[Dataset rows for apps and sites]
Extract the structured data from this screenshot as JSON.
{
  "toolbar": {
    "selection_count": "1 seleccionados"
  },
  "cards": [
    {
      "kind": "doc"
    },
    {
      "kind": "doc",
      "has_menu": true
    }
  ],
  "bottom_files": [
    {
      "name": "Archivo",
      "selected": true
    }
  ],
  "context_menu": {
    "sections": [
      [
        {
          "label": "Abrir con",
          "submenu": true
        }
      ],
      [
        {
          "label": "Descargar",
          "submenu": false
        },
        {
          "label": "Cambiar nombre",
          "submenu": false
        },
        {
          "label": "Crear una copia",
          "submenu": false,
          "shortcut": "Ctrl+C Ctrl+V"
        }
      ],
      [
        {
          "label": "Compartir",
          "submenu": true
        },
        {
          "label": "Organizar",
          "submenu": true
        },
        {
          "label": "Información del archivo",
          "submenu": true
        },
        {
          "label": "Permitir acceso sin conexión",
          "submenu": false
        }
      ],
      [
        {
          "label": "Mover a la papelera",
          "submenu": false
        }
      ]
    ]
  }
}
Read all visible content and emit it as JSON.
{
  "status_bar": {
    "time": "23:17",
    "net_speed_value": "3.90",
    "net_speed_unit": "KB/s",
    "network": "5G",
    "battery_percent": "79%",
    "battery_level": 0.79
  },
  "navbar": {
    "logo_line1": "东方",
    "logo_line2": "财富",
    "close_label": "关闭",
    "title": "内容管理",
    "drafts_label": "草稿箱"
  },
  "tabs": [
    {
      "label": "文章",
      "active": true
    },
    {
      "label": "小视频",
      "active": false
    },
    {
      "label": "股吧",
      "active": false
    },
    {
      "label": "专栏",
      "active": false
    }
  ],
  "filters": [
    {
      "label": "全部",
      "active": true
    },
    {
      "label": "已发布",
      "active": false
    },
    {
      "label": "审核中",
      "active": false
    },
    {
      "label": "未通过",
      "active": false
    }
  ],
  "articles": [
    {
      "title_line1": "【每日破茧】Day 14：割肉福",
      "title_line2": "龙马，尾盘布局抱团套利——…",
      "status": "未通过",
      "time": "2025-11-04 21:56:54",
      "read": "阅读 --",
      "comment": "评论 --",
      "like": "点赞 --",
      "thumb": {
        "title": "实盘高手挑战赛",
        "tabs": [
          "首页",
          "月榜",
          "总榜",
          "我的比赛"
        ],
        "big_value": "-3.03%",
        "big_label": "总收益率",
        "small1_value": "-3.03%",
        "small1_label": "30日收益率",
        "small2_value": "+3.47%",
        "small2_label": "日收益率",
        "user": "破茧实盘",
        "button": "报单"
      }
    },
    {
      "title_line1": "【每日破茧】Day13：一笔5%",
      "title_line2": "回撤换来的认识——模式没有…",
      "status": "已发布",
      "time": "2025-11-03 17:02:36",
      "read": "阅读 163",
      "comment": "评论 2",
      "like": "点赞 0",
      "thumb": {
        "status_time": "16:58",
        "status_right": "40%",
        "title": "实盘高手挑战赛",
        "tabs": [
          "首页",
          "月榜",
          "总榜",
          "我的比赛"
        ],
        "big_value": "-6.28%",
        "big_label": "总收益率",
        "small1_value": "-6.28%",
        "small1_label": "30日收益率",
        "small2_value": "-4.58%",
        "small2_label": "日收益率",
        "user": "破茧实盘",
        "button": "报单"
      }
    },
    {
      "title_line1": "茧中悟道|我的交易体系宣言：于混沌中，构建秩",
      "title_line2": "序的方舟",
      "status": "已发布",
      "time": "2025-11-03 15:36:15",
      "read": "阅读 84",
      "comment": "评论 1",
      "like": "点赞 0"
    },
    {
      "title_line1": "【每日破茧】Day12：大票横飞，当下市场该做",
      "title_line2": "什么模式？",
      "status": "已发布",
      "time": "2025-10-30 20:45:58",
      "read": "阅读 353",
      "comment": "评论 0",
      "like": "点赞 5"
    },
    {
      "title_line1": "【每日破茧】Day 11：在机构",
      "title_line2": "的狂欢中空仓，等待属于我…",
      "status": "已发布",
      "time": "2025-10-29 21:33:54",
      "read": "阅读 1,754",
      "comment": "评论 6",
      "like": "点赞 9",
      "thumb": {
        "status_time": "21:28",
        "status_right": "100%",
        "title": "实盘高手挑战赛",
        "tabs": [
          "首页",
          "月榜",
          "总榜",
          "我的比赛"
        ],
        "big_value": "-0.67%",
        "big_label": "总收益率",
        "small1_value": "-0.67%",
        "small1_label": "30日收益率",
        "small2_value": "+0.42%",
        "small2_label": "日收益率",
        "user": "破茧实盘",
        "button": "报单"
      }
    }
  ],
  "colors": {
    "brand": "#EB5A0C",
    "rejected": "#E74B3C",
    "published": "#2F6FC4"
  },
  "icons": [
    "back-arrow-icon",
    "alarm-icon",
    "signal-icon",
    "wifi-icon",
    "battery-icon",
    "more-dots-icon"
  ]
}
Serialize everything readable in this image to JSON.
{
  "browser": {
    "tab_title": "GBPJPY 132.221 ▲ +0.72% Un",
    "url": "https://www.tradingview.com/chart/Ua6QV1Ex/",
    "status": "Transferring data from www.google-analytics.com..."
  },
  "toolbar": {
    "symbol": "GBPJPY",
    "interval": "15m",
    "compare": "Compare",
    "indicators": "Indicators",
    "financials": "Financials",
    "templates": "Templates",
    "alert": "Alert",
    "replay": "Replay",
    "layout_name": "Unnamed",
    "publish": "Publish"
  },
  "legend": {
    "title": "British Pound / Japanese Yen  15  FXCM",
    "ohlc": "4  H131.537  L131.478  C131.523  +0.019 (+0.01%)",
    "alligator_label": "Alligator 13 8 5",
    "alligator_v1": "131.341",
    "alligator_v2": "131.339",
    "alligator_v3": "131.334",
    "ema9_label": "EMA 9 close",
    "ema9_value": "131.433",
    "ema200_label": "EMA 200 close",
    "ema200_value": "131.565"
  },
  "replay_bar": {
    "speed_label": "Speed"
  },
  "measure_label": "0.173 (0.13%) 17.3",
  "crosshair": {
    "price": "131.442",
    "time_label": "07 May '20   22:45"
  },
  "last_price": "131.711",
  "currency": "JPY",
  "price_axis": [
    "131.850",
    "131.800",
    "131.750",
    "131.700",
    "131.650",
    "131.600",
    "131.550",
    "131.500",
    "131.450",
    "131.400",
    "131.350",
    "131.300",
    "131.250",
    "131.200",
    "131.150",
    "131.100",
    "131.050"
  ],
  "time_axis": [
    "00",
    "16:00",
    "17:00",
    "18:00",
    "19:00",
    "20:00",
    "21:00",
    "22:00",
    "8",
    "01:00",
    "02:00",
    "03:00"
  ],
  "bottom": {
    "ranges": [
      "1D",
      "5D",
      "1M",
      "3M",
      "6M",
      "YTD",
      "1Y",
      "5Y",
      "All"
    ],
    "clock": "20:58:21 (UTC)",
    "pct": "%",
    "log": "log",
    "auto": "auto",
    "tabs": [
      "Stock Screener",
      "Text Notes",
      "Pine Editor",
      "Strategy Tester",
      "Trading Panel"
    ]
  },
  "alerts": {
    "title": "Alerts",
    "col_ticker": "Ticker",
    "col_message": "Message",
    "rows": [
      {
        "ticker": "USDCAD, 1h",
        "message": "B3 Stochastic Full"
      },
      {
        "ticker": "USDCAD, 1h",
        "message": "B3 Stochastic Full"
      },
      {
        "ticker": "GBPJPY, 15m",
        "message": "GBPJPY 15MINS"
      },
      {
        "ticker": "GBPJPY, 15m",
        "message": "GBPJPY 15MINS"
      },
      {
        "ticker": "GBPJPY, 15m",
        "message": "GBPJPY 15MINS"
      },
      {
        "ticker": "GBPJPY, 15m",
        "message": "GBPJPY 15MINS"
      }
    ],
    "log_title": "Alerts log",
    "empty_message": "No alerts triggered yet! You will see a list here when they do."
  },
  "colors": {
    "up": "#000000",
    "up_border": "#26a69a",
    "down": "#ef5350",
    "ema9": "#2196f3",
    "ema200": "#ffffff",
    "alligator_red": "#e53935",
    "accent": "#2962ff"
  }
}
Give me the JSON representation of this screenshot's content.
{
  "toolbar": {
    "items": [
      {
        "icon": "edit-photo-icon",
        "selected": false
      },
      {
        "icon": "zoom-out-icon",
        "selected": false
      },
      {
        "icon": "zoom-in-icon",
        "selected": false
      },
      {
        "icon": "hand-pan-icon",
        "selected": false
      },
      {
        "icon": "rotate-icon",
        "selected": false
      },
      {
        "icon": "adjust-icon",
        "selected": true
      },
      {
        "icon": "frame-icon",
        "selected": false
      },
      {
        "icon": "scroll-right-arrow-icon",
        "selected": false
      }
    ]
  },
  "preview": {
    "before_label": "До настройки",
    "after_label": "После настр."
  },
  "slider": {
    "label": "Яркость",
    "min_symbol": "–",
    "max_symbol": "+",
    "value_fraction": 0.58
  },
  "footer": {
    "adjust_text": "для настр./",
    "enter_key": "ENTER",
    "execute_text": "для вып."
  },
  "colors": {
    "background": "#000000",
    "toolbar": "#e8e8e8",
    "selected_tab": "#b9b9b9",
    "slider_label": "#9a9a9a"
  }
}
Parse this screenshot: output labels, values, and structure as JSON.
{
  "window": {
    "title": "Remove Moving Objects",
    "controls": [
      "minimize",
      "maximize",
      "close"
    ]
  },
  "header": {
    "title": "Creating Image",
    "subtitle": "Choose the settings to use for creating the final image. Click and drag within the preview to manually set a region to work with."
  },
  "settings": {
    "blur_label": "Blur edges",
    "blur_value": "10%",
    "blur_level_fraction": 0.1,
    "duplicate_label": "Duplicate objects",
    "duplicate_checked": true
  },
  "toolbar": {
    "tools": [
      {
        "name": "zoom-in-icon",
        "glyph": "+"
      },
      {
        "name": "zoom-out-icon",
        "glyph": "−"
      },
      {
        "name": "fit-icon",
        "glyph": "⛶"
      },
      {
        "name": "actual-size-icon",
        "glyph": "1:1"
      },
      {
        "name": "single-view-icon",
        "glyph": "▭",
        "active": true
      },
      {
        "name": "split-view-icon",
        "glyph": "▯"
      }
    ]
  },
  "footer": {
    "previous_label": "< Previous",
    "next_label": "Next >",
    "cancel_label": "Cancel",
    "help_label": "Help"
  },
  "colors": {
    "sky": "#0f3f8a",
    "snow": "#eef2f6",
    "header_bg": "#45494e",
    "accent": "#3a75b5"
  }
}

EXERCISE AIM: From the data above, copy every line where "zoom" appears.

EXERCISE RESULT:
        "icon": "zoom-out-icon",
        "icon": "zoom-in-icon",
        "name": "zoom-in-icon",
        "name": "zoom-out-icon",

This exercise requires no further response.